He began to run, shouting for his mate and his sons as he did. The hedge was thrashing, rattling as Sonia and the boys tried to evade Johnson. He could make out snatches of their coarse gray fur--each individual hair visible, it seemed--and so could the human. Johnson lifted the head of the weedhacker high and then swung it at the den maliciously.
"NO!" RJ shouted again, cursing his size, cursing his lack of speed, cursing his short legs as he leapt desperately at the irate homeowner. There wasn't a thought for himself in his head--all he wanted to do was distract the human. Johnson rotated--slowly, too slowly--and his eyes widened in surprise as he realized there was a raccoon flying through the air at him.
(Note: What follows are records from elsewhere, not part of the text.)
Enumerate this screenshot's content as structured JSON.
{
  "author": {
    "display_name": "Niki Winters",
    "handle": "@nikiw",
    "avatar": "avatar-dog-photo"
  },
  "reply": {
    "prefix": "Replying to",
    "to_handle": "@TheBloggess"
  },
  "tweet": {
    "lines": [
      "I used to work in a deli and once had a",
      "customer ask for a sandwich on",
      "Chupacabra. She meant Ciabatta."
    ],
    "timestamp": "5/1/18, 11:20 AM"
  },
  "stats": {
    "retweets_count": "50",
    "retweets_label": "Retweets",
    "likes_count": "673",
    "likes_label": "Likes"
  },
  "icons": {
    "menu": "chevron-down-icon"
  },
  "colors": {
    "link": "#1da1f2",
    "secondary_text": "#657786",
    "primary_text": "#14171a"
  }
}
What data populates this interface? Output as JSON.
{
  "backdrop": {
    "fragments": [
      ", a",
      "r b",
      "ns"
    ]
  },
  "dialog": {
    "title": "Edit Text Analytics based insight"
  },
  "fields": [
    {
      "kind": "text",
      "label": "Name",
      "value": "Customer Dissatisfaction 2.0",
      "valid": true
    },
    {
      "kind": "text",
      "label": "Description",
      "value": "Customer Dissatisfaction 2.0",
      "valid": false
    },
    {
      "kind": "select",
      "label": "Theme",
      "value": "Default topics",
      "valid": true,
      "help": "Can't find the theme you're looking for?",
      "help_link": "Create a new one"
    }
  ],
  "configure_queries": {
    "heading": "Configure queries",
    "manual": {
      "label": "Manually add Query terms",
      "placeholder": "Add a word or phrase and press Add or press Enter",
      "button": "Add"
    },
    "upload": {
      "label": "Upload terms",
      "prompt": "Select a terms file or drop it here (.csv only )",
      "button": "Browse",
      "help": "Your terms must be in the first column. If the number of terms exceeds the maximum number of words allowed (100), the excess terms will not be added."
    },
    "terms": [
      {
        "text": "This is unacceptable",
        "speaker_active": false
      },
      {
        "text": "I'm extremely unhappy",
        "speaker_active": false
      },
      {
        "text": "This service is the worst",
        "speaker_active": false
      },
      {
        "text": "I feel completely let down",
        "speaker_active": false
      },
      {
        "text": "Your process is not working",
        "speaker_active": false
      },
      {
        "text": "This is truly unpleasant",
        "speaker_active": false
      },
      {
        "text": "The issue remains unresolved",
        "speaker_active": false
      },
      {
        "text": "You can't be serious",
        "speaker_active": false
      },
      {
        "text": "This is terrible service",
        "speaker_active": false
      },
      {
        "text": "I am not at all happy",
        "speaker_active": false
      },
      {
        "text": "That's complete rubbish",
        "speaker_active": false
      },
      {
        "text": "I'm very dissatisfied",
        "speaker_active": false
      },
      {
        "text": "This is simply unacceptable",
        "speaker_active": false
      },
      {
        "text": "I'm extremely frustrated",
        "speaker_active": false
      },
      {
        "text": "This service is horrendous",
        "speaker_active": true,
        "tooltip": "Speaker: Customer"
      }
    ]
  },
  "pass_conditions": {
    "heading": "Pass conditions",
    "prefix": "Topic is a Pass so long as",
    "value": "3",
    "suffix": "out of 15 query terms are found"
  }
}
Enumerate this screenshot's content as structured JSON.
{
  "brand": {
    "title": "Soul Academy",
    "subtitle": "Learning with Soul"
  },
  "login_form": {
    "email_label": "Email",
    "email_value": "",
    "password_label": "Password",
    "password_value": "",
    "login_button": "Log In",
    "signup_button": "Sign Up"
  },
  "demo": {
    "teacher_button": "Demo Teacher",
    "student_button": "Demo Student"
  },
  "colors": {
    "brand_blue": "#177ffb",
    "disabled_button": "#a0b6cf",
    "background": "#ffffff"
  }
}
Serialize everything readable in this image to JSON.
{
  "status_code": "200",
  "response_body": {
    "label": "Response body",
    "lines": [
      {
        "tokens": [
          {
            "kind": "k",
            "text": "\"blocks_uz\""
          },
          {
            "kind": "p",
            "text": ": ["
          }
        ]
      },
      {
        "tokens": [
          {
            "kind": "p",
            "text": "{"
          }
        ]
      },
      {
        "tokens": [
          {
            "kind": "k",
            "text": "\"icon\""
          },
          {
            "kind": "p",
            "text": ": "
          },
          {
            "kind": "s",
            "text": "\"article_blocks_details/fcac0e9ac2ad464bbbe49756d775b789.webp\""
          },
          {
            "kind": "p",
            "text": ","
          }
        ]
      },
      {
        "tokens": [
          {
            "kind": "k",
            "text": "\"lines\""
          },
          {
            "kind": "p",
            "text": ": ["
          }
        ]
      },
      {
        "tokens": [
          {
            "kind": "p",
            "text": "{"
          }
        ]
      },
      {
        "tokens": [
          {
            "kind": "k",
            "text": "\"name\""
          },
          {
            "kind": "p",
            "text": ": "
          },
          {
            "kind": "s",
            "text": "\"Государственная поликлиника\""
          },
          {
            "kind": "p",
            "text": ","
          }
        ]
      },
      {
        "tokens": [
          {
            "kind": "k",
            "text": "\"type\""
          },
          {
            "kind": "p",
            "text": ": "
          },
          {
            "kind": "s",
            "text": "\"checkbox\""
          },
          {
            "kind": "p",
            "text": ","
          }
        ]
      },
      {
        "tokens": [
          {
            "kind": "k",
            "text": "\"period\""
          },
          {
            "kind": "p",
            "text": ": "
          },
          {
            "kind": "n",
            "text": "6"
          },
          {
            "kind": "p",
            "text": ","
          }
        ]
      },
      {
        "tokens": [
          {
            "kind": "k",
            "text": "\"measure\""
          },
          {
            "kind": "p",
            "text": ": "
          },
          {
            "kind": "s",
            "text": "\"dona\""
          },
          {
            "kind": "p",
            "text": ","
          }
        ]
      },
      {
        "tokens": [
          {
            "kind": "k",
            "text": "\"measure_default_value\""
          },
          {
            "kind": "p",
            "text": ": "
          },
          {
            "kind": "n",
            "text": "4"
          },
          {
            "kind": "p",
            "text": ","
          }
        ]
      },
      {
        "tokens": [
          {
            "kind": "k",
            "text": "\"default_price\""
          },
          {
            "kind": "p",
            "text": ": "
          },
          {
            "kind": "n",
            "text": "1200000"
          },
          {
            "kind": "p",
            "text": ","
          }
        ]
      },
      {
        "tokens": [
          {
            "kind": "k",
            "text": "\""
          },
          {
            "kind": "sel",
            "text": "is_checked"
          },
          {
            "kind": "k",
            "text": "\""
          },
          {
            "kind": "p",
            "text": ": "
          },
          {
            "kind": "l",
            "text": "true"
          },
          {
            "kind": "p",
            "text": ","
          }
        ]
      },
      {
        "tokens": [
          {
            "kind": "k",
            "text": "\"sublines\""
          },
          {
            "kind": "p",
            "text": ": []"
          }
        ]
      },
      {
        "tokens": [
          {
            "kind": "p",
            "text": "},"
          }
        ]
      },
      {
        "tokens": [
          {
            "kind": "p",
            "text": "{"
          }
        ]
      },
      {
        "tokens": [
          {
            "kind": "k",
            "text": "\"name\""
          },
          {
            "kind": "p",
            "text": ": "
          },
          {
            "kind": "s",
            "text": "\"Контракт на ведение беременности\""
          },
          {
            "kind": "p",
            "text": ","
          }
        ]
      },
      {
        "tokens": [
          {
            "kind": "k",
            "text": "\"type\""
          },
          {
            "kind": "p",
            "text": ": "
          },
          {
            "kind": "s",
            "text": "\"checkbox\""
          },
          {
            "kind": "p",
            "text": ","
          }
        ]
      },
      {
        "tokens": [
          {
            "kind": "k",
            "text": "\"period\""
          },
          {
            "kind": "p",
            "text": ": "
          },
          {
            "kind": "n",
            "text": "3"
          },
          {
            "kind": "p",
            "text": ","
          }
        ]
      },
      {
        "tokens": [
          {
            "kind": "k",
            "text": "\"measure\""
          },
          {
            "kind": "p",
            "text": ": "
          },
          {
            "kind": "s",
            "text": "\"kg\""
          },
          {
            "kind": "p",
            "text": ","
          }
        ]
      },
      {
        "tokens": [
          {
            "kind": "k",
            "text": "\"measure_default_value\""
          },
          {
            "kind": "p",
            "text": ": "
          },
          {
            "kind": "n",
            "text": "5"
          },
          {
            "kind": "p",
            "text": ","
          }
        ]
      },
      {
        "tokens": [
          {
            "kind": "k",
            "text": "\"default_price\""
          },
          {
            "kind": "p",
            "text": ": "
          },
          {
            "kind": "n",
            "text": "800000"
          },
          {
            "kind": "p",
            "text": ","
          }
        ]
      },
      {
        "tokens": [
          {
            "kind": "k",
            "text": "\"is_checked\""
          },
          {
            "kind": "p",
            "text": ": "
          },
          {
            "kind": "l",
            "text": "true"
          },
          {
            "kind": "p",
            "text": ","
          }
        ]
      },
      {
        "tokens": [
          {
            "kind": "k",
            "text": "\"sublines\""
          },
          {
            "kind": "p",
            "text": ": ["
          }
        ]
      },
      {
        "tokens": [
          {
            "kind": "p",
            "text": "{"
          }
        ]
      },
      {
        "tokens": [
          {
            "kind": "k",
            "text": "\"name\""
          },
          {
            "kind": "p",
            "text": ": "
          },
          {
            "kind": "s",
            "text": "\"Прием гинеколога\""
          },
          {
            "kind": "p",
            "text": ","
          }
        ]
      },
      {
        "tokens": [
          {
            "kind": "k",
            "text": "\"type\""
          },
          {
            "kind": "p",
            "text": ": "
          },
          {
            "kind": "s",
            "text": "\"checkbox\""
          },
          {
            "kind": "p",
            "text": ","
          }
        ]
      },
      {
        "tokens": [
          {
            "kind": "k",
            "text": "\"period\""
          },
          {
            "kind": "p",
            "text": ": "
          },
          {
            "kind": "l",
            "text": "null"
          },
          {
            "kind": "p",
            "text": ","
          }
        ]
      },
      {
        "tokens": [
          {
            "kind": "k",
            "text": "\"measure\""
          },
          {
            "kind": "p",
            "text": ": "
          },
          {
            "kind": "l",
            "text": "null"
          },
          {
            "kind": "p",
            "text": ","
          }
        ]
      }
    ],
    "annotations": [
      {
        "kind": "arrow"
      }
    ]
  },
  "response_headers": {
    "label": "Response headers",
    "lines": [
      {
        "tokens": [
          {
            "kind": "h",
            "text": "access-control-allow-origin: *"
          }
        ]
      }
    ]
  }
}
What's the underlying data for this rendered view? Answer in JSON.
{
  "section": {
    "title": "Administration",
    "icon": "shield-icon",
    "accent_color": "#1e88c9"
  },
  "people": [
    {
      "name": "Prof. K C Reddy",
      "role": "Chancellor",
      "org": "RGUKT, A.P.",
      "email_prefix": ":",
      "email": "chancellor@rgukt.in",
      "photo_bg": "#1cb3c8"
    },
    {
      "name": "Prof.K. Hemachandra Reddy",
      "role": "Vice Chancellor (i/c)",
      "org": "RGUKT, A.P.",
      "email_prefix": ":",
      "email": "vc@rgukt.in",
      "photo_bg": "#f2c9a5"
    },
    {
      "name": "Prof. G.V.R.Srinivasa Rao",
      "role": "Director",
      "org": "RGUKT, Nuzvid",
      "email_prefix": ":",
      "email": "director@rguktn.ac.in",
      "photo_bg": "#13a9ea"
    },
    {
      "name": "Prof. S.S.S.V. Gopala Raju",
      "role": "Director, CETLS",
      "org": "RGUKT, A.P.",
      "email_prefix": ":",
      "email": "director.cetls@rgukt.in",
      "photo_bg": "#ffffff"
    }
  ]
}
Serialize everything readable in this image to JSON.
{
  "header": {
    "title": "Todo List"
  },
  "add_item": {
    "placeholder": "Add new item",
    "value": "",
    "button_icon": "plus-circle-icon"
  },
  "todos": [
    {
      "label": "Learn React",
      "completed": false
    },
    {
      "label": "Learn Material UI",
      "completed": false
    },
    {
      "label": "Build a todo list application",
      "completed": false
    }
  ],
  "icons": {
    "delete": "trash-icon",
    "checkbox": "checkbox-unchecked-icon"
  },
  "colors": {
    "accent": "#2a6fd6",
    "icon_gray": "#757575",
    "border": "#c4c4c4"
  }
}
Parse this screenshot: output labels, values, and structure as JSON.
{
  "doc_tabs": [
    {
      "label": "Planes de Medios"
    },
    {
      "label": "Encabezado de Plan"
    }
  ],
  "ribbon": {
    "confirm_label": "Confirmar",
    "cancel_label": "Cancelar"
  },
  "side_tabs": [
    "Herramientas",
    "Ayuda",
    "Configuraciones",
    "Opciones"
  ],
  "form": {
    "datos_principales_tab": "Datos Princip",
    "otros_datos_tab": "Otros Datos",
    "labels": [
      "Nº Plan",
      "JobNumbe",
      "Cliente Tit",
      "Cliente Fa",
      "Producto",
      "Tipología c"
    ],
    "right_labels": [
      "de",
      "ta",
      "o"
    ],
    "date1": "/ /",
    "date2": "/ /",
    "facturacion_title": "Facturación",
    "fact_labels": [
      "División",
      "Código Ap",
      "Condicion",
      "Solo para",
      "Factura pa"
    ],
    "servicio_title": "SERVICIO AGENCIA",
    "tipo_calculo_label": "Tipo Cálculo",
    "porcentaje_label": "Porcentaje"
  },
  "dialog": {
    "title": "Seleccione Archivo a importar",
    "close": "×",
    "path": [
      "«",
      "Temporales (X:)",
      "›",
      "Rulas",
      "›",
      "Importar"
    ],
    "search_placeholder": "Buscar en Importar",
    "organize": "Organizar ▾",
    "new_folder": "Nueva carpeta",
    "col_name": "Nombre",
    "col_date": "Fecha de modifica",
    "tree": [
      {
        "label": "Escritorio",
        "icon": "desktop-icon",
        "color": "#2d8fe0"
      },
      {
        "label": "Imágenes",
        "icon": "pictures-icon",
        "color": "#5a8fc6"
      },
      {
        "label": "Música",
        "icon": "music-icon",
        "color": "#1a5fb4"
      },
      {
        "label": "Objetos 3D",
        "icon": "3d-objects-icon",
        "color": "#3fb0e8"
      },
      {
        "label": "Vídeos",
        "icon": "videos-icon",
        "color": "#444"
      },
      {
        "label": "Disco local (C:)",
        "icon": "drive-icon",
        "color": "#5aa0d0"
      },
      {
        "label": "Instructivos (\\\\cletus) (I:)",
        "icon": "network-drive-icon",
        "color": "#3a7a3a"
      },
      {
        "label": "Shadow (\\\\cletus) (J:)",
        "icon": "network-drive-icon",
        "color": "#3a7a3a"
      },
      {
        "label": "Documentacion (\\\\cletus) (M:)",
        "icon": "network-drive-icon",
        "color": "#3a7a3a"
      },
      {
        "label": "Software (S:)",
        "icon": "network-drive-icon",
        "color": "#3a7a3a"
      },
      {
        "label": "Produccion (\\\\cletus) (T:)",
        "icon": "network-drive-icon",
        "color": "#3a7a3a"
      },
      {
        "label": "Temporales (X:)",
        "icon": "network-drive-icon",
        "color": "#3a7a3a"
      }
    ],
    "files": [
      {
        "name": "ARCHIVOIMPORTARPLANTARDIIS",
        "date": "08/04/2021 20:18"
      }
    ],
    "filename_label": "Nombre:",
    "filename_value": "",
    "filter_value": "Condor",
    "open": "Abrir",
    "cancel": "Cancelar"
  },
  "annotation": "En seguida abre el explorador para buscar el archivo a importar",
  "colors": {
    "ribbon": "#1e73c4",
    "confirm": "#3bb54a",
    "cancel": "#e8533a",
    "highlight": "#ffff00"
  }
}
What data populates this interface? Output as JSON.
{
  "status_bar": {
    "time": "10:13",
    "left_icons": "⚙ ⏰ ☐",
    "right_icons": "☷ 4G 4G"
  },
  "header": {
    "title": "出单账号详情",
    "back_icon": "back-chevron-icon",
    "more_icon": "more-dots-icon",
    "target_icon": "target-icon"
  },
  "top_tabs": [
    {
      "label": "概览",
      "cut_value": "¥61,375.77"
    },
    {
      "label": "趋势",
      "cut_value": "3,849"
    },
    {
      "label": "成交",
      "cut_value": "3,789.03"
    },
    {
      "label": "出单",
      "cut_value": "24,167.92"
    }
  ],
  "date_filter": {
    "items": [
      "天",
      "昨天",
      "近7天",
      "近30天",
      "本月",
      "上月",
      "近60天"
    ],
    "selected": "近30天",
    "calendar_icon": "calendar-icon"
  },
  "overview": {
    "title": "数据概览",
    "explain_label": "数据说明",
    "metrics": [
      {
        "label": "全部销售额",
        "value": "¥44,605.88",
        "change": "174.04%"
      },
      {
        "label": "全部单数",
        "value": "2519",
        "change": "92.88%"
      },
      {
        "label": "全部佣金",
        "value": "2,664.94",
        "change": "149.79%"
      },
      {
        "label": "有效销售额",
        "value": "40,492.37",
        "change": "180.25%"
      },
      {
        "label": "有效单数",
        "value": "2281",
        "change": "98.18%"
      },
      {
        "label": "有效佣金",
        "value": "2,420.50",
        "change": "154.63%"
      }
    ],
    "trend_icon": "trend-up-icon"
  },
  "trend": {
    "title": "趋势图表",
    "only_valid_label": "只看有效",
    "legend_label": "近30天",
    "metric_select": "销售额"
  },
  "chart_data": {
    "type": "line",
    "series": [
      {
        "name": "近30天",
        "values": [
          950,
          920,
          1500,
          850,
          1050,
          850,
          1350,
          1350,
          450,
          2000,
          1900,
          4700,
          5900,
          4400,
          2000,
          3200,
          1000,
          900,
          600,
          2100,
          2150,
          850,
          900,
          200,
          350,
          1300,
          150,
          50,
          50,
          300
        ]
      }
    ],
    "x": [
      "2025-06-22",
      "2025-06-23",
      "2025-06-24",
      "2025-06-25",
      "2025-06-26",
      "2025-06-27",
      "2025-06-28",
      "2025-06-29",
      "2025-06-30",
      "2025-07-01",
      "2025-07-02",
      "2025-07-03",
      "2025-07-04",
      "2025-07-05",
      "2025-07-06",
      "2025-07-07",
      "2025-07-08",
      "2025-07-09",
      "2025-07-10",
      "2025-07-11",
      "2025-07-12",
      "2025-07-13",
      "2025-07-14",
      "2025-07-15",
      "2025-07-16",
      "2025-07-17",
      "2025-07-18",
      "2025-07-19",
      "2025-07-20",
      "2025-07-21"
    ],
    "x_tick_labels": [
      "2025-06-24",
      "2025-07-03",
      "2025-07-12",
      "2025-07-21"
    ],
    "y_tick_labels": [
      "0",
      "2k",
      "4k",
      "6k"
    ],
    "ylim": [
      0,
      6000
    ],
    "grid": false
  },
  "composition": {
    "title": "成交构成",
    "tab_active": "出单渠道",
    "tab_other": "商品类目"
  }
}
Reacting instinctively, he turned and ducked a shoulder, swinging the head of the weedhacker up defensively...
RJ woke up so violently that he early fell off the branch that had been his bed the past three nights. His heart was pounding still from the sheer intensity of the dream, and his paws trembled against the bark of the tree where he was clinging to it. The realism of what he'd just been living was shocking; he could still see the spinning head of the weedhacker rising towards him, and the fur all over his body stood up at the mere thought of it.
A breeze rustled through the branches of the tree and he shivered. He'd never admit it, even to himself, but he was unnerved; he very rarely remembered his dreams. So why was he having so many vivid nightmares recently? The one that had woken him two nights ago was understandable--angry grizzly bears could give anyone nightmares, he suspected--but what was up with this?
"Calm down, RJ," he told himself sternly. "Ya got nothing to worry about." His eyes were drawn down and around, to the log barely visible in the clearing below. "You'll get what you need, you'll pay the bear, and everything'll be fine."
He rearranged his golf bag against the main trunk of the tree, attempting to return some semblance of comfort to it, and laid back down. Already the details of the dream were fading, and his hearrate was gradually returning to normal. It still took him a long time to quiet his mind and return to sleep, though, and probably the most unsettling part of the whole incident was that he couldn't tell what had freaked him out more: the very real fear he'd felt at his impending dream-death on the weedhacker...or the just as real and very warm feeling he'd experienced at the acceptance and reliance of his dream-family
Author's Notes: All feedback is welcomed; let me know what you thought! Thank you!